Recorded data
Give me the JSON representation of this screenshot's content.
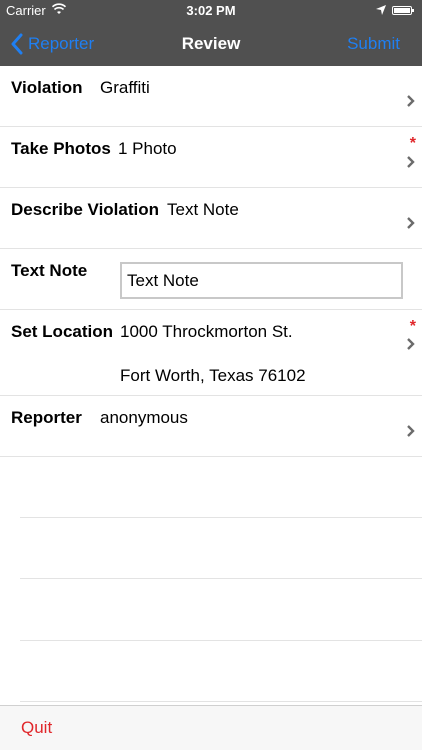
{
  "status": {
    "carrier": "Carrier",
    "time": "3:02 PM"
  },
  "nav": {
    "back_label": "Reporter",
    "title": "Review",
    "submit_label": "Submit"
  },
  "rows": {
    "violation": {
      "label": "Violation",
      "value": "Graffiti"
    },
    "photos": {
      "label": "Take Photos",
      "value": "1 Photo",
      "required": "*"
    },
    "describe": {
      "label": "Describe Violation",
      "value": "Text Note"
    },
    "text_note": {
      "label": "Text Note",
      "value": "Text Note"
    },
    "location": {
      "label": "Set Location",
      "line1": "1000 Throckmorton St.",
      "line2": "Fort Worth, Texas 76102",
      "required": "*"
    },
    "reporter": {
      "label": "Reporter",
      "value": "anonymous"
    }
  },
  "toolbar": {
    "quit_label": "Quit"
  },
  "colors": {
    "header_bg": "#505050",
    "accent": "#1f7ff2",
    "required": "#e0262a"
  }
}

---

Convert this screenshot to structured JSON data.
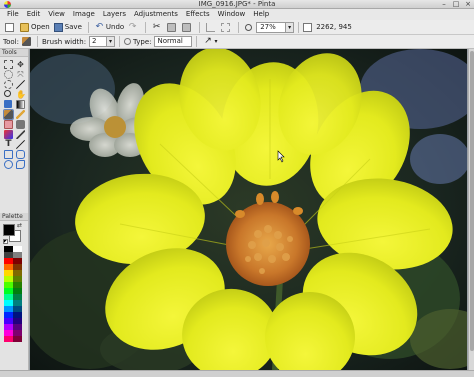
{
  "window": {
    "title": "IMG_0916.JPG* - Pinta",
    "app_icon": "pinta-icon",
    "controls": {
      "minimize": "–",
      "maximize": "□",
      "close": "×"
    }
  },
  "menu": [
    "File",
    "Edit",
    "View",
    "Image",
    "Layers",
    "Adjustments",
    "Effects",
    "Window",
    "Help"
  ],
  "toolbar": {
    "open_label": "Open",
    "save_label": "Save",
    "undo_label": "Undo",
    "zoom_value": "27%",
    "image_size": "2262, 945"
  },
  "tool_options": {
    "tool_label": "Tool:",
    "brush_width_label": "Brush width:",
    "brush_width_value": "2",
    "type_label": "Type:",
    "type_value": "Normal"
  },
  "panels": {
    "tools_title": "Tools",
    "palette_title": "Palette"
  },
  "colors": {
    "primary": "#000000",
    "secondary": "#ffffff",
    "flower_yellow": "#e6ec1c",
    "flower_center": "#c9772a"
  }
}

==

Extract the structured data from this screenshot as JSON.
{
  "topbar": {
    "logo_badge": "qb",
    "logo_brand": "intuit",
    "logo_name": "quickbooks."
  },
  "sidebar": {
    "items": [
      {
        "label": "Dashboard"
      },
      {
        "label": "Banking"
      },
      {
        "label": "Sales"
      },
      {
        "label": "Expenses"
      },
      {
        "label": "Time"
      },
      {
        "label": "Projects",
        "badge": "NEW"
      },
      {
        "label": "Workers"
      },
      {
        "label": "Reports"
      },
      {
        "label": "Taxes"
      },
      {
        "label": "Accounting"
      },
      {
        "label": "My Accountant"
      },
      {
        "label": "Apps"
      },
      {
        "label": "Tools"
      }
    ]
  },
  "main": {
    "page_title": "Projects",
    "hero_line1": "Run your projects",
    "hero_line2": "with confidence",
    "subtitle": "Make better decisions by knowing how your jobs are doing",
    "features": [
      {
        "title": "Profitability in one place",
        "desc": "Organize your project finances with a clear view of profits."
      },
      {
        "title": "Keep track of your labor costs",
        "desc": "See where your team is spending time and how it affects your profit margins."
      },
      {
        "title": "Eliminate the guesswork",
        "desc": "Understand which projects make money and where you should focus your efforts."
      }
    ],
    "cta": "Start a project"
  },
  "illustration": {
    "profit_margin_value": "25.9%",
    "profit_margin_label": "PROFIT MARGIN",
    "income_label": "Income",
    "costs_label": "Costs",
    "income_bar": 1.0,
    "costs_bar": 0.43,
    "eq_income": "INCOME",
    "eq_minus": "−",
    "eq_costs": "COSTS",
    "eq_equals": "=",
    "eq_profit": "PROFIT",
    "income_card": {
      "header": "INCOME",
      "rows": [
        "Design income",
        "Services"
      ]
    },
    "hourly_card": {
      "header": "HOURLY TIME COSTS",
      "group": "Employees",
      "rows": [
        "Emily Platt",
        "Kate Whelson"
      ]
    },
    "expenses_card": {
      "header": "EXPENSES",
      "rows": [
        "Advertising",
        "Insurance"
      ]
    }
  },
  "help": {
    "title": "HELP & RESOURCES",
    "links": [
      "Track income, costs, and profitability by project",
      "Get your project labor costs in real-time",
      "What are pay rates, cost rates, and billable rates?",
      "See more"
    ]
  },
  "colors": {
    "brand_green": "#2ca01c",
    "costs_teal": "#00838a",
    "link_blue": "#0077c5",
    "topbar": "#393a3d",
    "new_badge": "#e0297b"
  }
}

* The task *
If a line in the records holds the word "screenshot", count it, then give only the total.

* Exercise result *
3